Sasaki Associates, Inc.

Kabul Urban Design Framework

The Kabul Urban Design Framework, recipient of a 2020 AIA Award for Regional & Urban Design, was designed by Sasaki to set a vision for the city that is sustainable and resilient, helping to realize the promise of a burgeoning democracy.

Organized around a citywide framework for urban development and growth, as well as corridor designs for two of Kabul’s iconic roads, the plan tackles a host of issues facing the city. In addition, it stretches beyond physical design to affect Kabul’s social fabric, addressing women in the city, higher education opportunities, and the conservation of its culture.

The design-driven agenda faces significant challenges at the metropolitan scale due to the city’s informal development and its population growth of more than 2 million people in just 10 years. The plan’s ambitious growth strategy shifts development away from environmentally sensitive aquifers, restores an agricultural belt, and identifies new locations for education and economic investment. Shaping any development is a series of typologies the team developed that offer context-sensitive design guidelines for the whole city. This blend of site-specific design and guidance affects other areas of the plan, including ways to integrate the informal settlements that exist beyond the city’s borders.
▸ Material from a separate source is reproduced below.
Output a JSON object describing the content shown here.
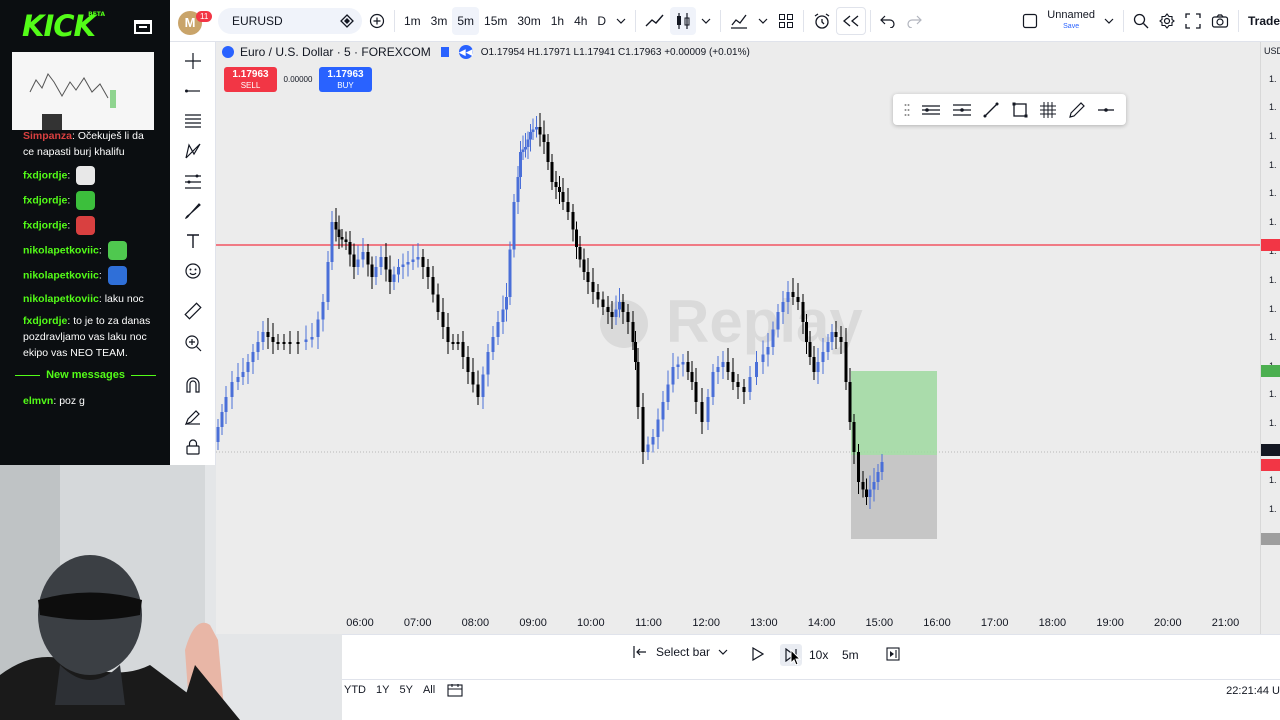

Plans for commercial corridors along Darulaman Road, Afghanistan’s most symbolic road, and Massoud Boulevard, which connects the city to its airport, respond to the surrounding context and cultural history. Along Darulaman, the team repositions the important 6-kilometer corridor as an urban boulevard with three distinct districts, each with their own streetscape and programmatic focus. Given its status as the gateway to the city, Massoud Boulevard represents a change to demonstrate that investment in social infrastructure and the preservation of social anchors can quickly regenerate neighborhoods.
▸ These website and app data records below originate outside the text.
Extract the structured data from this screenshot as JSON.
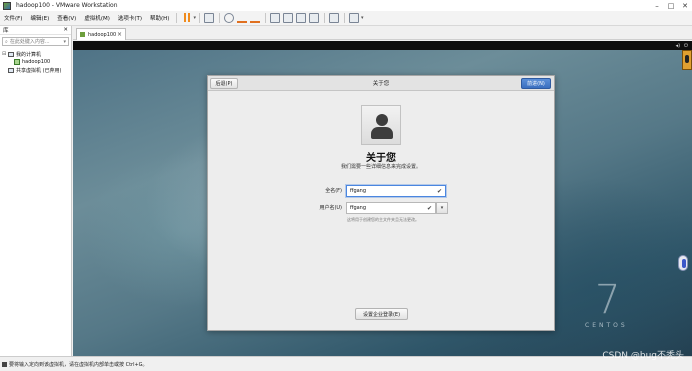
{
  "window": {
    "title": "hadoop100 - VMware Workstation"
  },
  "menu": {
    "items": [
      "文件(F)",
      "编辑(E)",
      "查看(V)",
      "虚拟机(M)",
      "选项卡(T)",
      "帮助(H)"
    ]
  },
  "library": {
    "title": "库",
    "search_placeholder": "在此处键入内容...",
    "tree": {
      "root": "我的计算机",
      "vm": "hadoop100",
      "shared": "共享虚拟机 (已弃用)"
    }
  },
  "tabs": [
    {
      "label": "hadoop100"
    }
  ],
  "dialog": {
    "back_label": "后退(P)",
    "title": "关于您",
    "next_label": "前进(N)",
    "heading": "关于您",
    "subtitle": "我们需要一些详细信息来完成设置。",
    "fullname_label": "全名(F)",
    "fullname_value": "ffgang",
    "username_label": "用户名(U)",
    "username_value": "ffgang",
    "hint": "这将用于创建您的主文件夹且无法更改。",
    "enterprise_label": "设置企业登录(E)"
  },
  "desktop": {
    "version_mark": "7",
    "brand": "CENTOS"
  },
  "status": {
    "text": "要将输入定向到该虚拟机，请在虚拟机内部单击或按 Ctrl+G。"
  },
  "watermark": "CSDN @bug不秃头",
  "icons": [
    "app-icon",
    "pause-icon",
    "snapshot-icon",
    "fullscreen-icon",
    "console-icon",
    "check-icon",
    "avatar-icon",
    "close-icon"
  ]
}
In total, the plan lays out a vision for the sustainable and resilient city Kabul can become. Its implementation represents boundless opportunities for millions of Afghans for generations to come.
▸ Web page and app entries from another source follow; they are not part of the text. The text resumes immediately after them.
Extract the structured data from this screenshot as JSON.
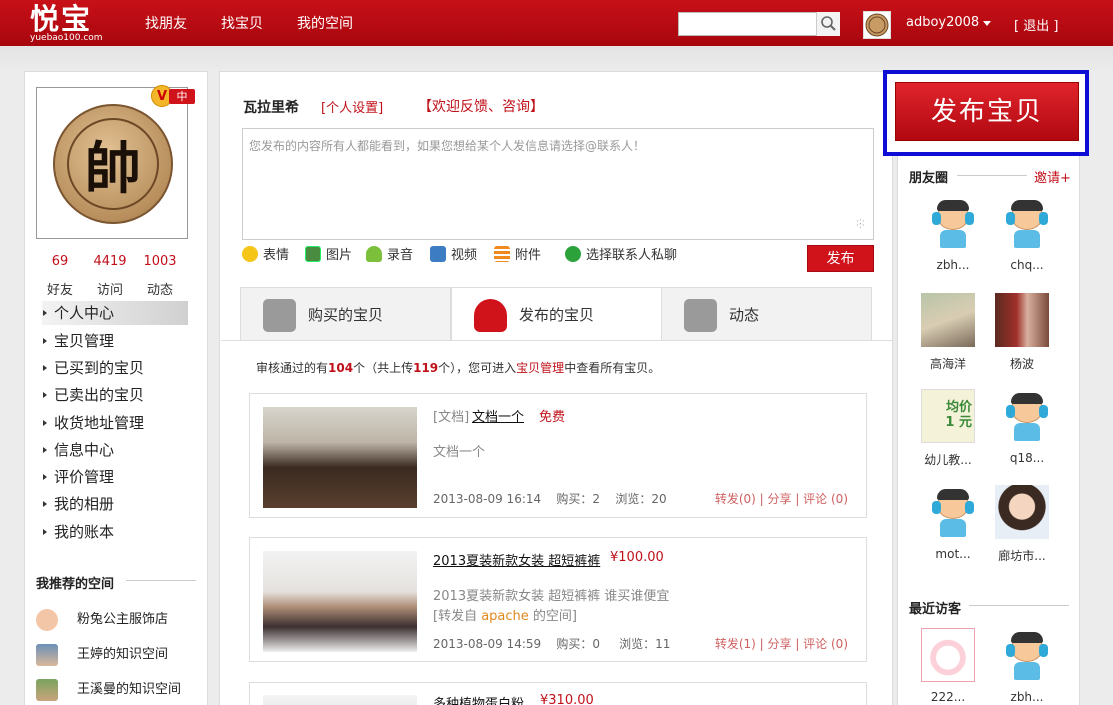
{
  "header": {
    "logo": "悦宝",
    "logo_sub": "yuebao100.com",
    "nav": [
      "找朋友",
      "找宝贝",
      "我的空间"
    ],
    "search_placeholder": "",
    "username": "adboy2008",
    "logout": "[ 退出 ]"
  },
  "profile": {
    "vip_badge": "V",
    "vip_level": "中",
    "avatar_char": "帥",
    "stats": [
      {
        "value": "69",
        "label": "好友"
      },
      {
        "value": "4419",
        "label": "访问"
      },
      {
        "value": "1003",
        "label": "动态"
      }
    ]
  },
  "sidebar": {
    "menu": [
      "个人中心",
      "宝贝管理",
      "已买到的宝贝",
      "已卖出的宝贝",
      "收货地址管理",
      "信息中心",
      "评价管理",
      "我的相册",
      "我的账本"
    ],
    "recommended_title": "我推荐的空间",
    "recommended": [
      "粉兔公主服饰店",
      "王婷的知识空间",
      "王溪曼的知识空间"
    ]
  },
  "composer": {
    "owner": "瓦拉里希",
    "settings": "[个人设置]",
    "feedback": "【欢迎反馈、咨询】",
    "placeholder": "您发布的内容所有人都能看到，如果您想给某个人发信息请选择@联系人！",
    "tools": [
      "表情",
      "图片",
      "录音",
      "视频",
      "附件",
      "选择联系人私聊"
    ],
    "submit": "发布"
  },
  "tabs": [
    "购买的宝贝",
    "发布的宝贝",
    "动态"
  ],
  "audit": {
    "prefix": "审核通过的有",
    "approved": "104",
    "mid1": "个（共上传",
    "uploaded": "119",
    "mid2": "个），您可进入",
    "link": "宝贝管理",
    "suffix": "中查看所有宝贝。"
  },
  "items": [
    {
      "type": "[文档]",
      "title": "文档一个",
      "price": "免费",
      "desc": "文档一个",
      "forward_note": "",
      "forward_src": "",
      "forward_tail": "",
      "date": "2013-08-09 16:14",
      "bought": "购买：2",
      "views": "浏览：20",
      "actions": "转发(0) | 分享 | 评论 (0)"
    },
    {
      "type": "",
      "title": "2013夏装新款女装 超短裤裤",
      "price": "¥100.00",
      "desc": "2013夏装新款女装 超短裤裤 谁买谁便宜",
      "forward_note": "[转发自 ",
      "forward_src": "apache",
      "forward_tail": " 的空间]",
      "date": "2013-08-09 14:59",
      "bought": "购买：0",
      "views": "浏览：11",
      "actions": "转发(1) | 分享 | 评论 (0)"
    },
    {
      "type": "",
      "title": "多种植物蛋白粉",
      "price": "¥310.00"
    }
  ],
  "right": {
    "publish": "发布宝贝",
    "friends_title": "朋友圈",
    "invite": "邀请+",
    "friends": [
      "zbh...",
      "chq...",
      "高海洋",
      "杨波",
      "幼儿教...",
      "q18...",
      "mot...",
      "廊坊市..."
    ],
    "promo_text": "均价",
    "promo_price": "1 元",
    "visitors_title": "最近访客",
    "visitors": [
      "222...",
      "zbh..."
    ]
  },
  "colors": {
    "brand_red": "#c0101a",
    "highlight_border": "#0d0dd6"
  }
}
Cornell Tech Campus Framework Plan

This master plan for Cornell University’s applied science program, designed by Skidmore, Owings & Merrill in partnership with James Corner Field Operations, also won a 2020 AIA Award for Regional & Urban Design. Envisioned as free of discrete academic departments, the plan establishes an open and collaborative community of designers, engineers, and scientists on a boundary-free, 12.4-acre site woven into the green space of New York’s Roosevelt Island.

The plan emerged from a 2010 competition launched by the New York City Economic Development Corp. that explored whether the creation of an institution could spur economic development. The ambitious challenge carried city-owned land and a $100 million budget. Cornell was one of 27 institutions to respond, ultimately winning with its proposal to create a $2 billion, 2 million-square-foot campus where open spaces would eliminate the boundaries between the academic and commercial worlds.

The campus is organized around a central pedestrian boulevard called Techwalk, which connects the island’s Main Street with Four Freedoms Park. Buildings and outdoor rooms line Techwalk and offer a number of uniquely programmed spaces to support a diverse mix of uses. Every outdoor room boasts views of the Midtown Manhattan and Queens waterfronts and is optimized for its intended use. Apartments, workspaces, restaurants, and outdoor amenities are all mixed together in the plan, while parcels of land shaped by pathways provide ample space for future expansion informed by design briefs that support new program requirements.

Given its location, sustainability was a driving force behind the plan for the campus, and the team took a holistic approach to its design. To protect the campus from rising sea levels, Techwalk rises 5 to 7 feet above the 500-year flood plain elevation. A central utility plant, which includes renewable energy sources such as fuel cells, provides the campus’s electrical spot network system and sits on the site’s highest ridge.

By fundamentally rethinking 21st-century pedagogy, this plan lays out a vision for a new type of educational institution that is fully engaged with the community and surrounding industries. Pedestrian-oriented, dynamic, and sustainable, the envisioned campus is a microcosm of the city itself.